“Do you understand” means “Are you smart enough to understand what I just told you?” Whereas “Does that make sense” means “Did I explain that clearly enough that it is simple to understand?” Do you see the difference? In the second question the pressure is on you to explain it clearly instead of on the other person to understand it clearly.

Another one of my favorite questions to ask irate customers, disgruntled employees, or upset girlfriends after proposing some sort of solution:

“Does that sound reasonable?”
Even though (using effective NLP techniques) you’ve just led them to exactly the solution you want, by offering them the chance to accept that it’s reasonable they feel in control of the situation.

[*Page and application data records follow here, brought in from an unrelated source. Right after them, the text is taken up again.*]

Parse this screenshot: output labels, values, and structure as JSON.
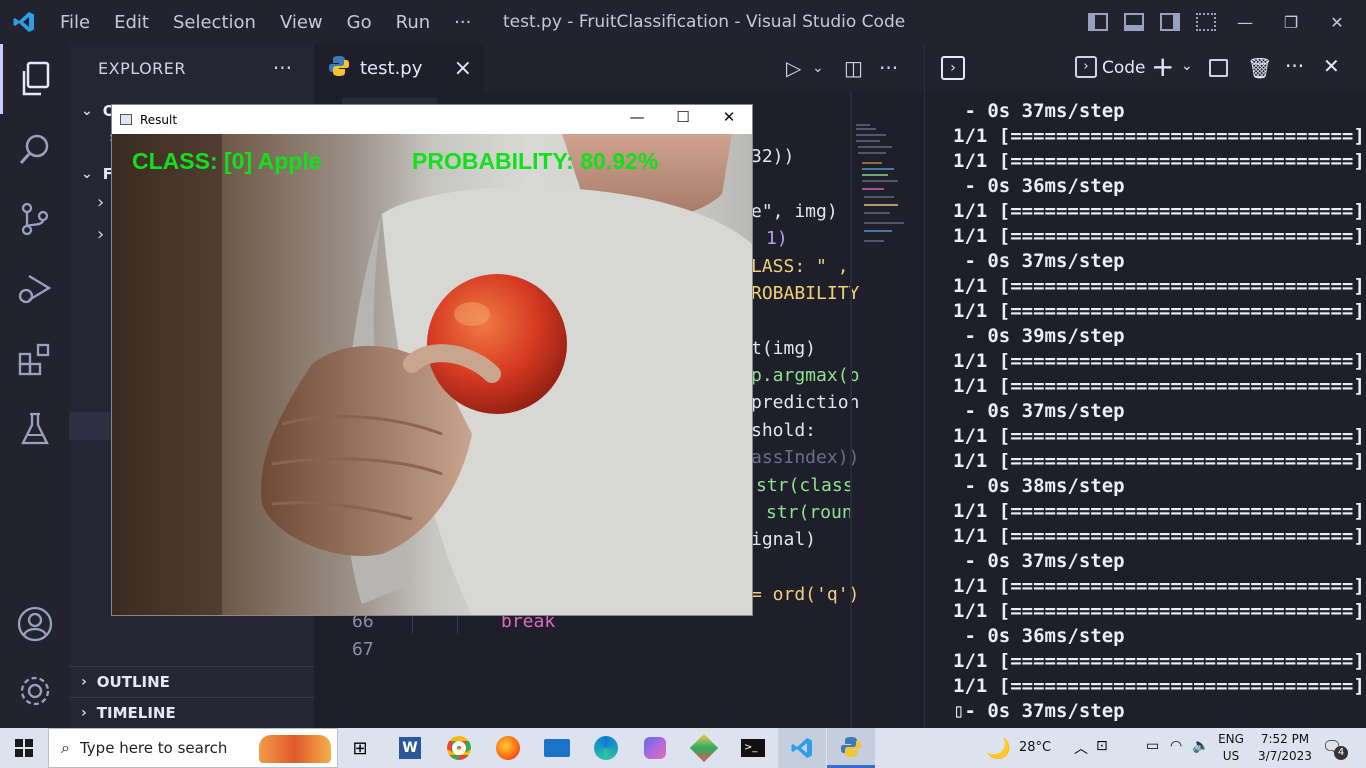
{
  "titlebar": {
    "menu": [
      "File",
      "Edit",
      "Selection",
      "View",
      "Go",
      "Run",
      "···"
    ],
    "window_title": "test.py - FruitClassification - Visual Studio Code"
  },
  "sidebar": {
    "title": "EXPLORER",
    "more": "···",
    "sections": [
      "O",
      "FR",
      "OUTLINE",
      "TIMELINE"
    ]
  },
  "editor": {
    "tab_label": "test.py",
    "line_numbers": [
      "66",
      "67"
    ],
    "visible_fragments": [
      "32))",
      "e\", img)",
      "1)",
      "LASS: \" ,",
      "ROBABILITY",
      "t(img)",
      "p.argmax(p",
      "prediction",
      "shold:",
      "assIndex))",
      "str(class",
      "str(roun",
      "ignal)",
      "= ord('q')",
      "break"
    ]
  },
  "result_window": {
    "title": "Result",
    "overlay_class": "CLASS:  [0] Apple",
    "overlay_probability": "PROBABILITY: 80.92%"
  },
  "terminal": {
    "profile_label": "Code",
    "lines": [
      " - 0s 37ms/step",
      "1/1 [==============================]",
      "1/1 [==============================]",
      " - 0s 36ms/step",
      "1/1 [==============================]",
      "1/1 [==============================]",
      " - 0s 37ms/step",
      "1/1 [==============================]",
      "1/1 [==============================]",
      " - 0s 39ms/step",
      "1/1 [==============================]",
      "1/1 [==============================]",
      " - 0s 37ms/step",
      "1/1 [==============================]",
      "1/1 [==============================]",
      " - 0s 38ms/step",
      "1/1 [==============================]",
      "1/1 [==============================]",
      " - 0s 37ms/step",
      "1/1 [==============================]",
      "1/1 [==============================]",
      " - 0s 36ms/step",
      "1/1 [==============================]",
      "1/1 [==============================]",
      "▯- 0s 37ms/step"
    ]
  },
  "taskbar": {
    "search_placeholder": "Type here to search",
    "weather": "28°C",
    "language": "ENG",
    "region": "US",
    "time": "7:52 PM",
    "date": "3/7/2023",
    "notifications": "4"
  },
  "colors": {
    "accent_green": "#10e11a",
    "vscode_blue": "#2f9ee8",
    "keyword_pink": "#e06ac0"
  }
}
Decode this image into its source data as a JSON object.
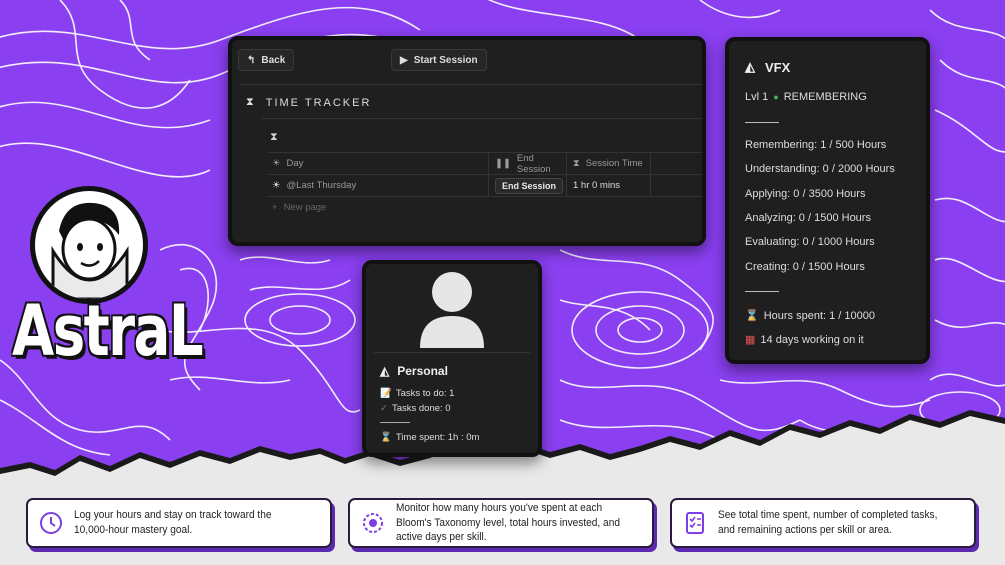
{
  "brand": {
    "name": "AstraL"
  },
  "colors": {
    "purple": "#8a3ff0",
    "panel": "#1f1f1f",
    "accent_dark": "#111111"
  },
  "tracker": {
    "back_label": "Back",
    "start_session_label": "Start Session",
    "title": "TIME TRACKER",
    "columns": {
      "day": "Day",
      "end_session": "End Session",
      "session_time": "Session Time"
    },
    "row": {
      "day": "@Last Thursday",
      "end_button": "End Session",
      "session_time": "1 hr  0 mins"
    },
    "new_page_label": "New page"
  },
  "personal": {
    "title": "Personal",
    "tasks_todo": "Tasks to do: 1",
    "tasks_done": "Tasks done: 0",
    "time_spent": "Time spent: 1h : 0m"
  },
  "vfx": {
    "title": "VFX",
    "level": "Lvl 1",
    "stage": "REMEMBERING",
    "skills": [
      "Remembering: 1 / 500 Hours",
      "Understanding: 0 / 2000 Hours",
      "Applying: 0 / 3500 Hours",
      "Analyzing: 0 / 1500 Hours",
      "Evaluating: 0 / 1000 Hours",
      "Creating: 0 / 1500 Hours"
    ],
    "hours_spent": "Hours spent: 1 / 10000",
    "days_working": "14 days working on it"
  },
  "features": [
    {
      "icon": "clock-icon",
      "text": "Log your hours and stay on track toward the 10,000-hour mastery goal."
    },
    {
      "icon": "brain-gear-icon",
      "text": "Monitor how many hours you've spent at each Bloom's Taxonomy level, total hours invested, and active days per skill."
    },
    {
      "icon": "checklist-icon",
      "text": "See total time spent, number of completed tasks, and remaining actions per skill or area."
    }
  ]
}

One of the best ways to diffuse a difficult situation is to ask a question.

Since we’re just reviewing the basics, let me keep the explanation as simple as possible. In essence, asking a question shifts the thought patterns of the person to whom you’ve posed the question so they aren’t singularly focusing on the object of their dissatisfaction.

By asking a question that requires a bit of thought, you’re shifting the person’s brain pattern from the left to the right hemisphere of the brain where emotions are stored and you will INSTANTLY see a difference in the person’s response (if you ask the right question).

So how do I teach my team about these things.

Well, first off, you introduce the concept and explain the basics above. Then you work with them to apply these concepts in all of your scripts. You also help them plan out their conversations before ever picking up a phone to ensure the best response. It takes months of positive reinforcement for someone to really start applying it, however once they do, it’s amazing how excited they get.

Keep in mind that learning NLP is something that can help someone not only at work, but also in their personal life. If you’re able to help someone indirectly communicate better with his spouse, children, or friends imagine how much more they’ll enjoy working with you?

Remember that a great leader should be able to lead so well that his teammates would be willing to pay to learn from them!

To your success, Bryan